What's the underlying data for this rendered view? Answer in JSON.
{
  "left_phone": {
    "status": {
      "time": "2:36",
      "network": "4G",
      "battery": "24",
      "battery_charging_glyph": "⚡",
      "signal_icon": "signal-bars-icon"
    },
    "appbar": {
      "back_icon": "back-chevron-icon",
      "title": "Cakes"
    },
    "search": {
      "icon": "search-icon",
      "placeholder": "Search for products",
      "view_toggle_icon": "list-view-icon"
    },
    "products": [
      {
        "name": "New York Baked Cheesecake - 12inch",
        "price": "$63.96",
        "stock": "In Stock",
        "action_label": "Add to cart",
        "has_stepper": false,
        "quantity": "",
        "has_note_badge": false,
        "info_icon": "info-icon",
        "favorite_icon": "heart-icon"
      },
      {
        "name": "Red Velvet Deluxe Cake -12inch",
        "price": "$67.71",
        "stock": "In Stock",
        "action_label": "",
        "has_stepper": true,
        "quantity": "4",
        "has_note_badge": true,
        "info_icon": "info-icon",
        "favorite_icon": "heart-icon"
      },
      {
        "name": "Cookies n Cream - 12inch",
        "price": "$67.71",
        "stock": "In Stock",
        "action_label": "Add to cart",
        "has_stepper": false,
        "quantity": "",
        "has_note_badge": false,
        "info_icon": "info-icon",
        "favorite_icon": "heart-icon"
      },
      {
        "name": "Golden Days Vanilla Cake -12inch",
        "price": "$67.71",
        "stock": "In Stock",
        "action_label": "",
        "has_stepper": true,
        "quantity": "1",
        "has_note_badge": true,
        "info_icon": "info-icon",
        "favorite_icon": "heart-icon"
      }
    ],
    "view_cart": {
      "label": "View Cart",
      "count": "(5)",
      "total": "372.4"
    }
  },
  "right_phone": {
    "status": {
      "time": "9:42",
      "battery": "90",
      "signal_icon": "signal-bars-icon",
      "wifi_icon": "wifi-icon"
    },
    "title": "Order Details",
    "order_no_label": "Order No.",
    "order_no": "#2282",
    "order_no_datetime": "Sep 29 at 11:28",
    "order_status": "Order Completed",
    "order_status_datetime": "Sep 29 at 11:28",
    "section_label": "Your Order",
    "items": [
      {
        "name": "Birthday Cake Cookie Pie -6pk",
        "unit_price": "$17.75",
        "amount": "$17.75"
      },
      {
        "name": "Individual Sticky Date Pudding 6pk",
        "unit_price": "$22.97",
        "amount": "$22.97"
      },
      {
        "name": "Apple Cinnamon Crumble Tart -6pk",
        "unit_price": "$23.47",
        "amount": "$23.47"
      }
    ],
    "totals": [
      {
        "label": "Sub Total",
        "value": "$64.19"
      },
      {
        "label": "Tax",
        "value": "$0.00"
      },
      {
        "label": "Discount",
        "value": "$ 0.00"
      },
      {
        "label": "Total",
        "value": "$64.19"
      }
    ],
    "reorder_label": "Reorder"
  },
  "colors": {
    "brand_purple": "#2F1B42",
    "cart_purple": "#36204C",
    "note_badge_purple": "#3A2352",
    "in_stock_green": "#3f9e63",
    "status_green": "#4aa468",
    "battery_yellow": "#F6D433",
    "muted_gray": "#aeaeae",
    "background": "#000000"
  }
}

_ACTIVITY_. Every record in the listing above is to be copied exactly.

_EXERCISE OUTPUT_.
What's the underlying data for this rendered view? Answer in JSON.
{
  "left_phone": {
    "status": {
      "time": "2:36",
      "network": "4G",
      "battery": "24",
      "battery_charging_glyph": "⚡",
      "signal_icon": "signal-bars-icon"
    },
    "appbar": {
      "back_icon": "back-chevron-icon",
      "title": "Cakes"
    },
    "search": {
      "icon": "search-icon",
      "placeholder": "Search for products",
      "view_toggle_icon": "list-view-icon"
    },
    "products": [
      {
        "name": "New York Baked Cheesecake - 12inch",
        "price": "$63.96",
        "stock": "In Stock",
        "action_label": "Add to cart",
        "has_stepper": false,
        "quantity": "",
        "has_note_badge": false,
        "info_icon": "info-icon",
        "favorite_icon": "heart-icon"
      },
      {
        "name": "Red Velvet Deluxe Cake -12inch",
        "price": "$67.71",
        "stock": "In Stock",
        "action_label": "",
        "has_stepper": true,
        "quantity": "4",
        "has_note_badge": true,
        "info_icon": "info-icon",
        "favorite_icon": "heart-icon"
      },
      {
        "name": "Cookies n Cream - 12inch",
        "price": "$67.71",
        "stock": "In Stock",
        "action_label": "Add to cart",
        "has_stepper": false,
        "quantity": "",
        "has_note_badge": false,
        "info_icon": "info-icon",
        "favorite_icon": "heart-icon"
      },
      {
        "name": "Golden Days Vanilla Cake -12inch",
        "price": "$67.71",
        "stock": "In Stock",
        "action_label": "",
        "has_stepper": true,
        "quantity": "1",
        "has_note_badge": true,
        "info_icon": "info-icon",
        "favorite_icon": "heart-icon"
      }
    ],
    "view_cart": {
      "label": "View Cart",
      "count": "(5)",
      "total": "372.4"
    }
  },
  "right_phone": {
    "status": {
      "time": "9:42",
      "battery": "90",
      "signal_icon": "signal-bars-icon",
      "wifi_icon": "wifi-icon"
    },
    "title": "Order Details",
    "order_no_label": "Order No.",
    "order_no": "#2282",
    "order_no_datetime": "Sep 29 at 11:28",
    "order_status": "Order Completed",
    "order_status_datetime": "Sep 29 at 11:28",
    "section_label": "Your Order",
    "items": [
      {
        "name": "Birthday Cake Cookie Pie -6pk",
        "unit_price": "$17.75",
        "amount": "$17.75"
      },
      {
        "name": "Individual Sticky Date Pudding 6pk",
        "unit_price": "$22.97",
        "amount": "$22.97"
      },
      {
        "name": "Apple Cinnamon Crumble Tart -6pk",
        "unit_price": "$23.47",
        "amount": "$23.47"
      }
    ],
    "totals": [
      {
        "label": "Sub Total",
        "value": "$64.19"
      },
      {
        "label": "Tax",
        "value": "$0.00"
      },
      {
        "label": "Discount",
        "value": "$ 0.00"
      },
      {
        "label": "Total",
        "value": "$64.19"
      }
    ],
    "reorder_label": "Reorder"
  },
  "colors": {
    "brand_purple": "#2F1B42",
    "cart_purple": "#36204C",
    "note_badge_purple": "#3A2352",
    "in_stock_green": "#3f9e63",
    "status_green": "#4aa468",
    "battery_yellow": "#F6D433",
    "muted_gray": "#aeaeae",
    "background": "#000000"
  }
}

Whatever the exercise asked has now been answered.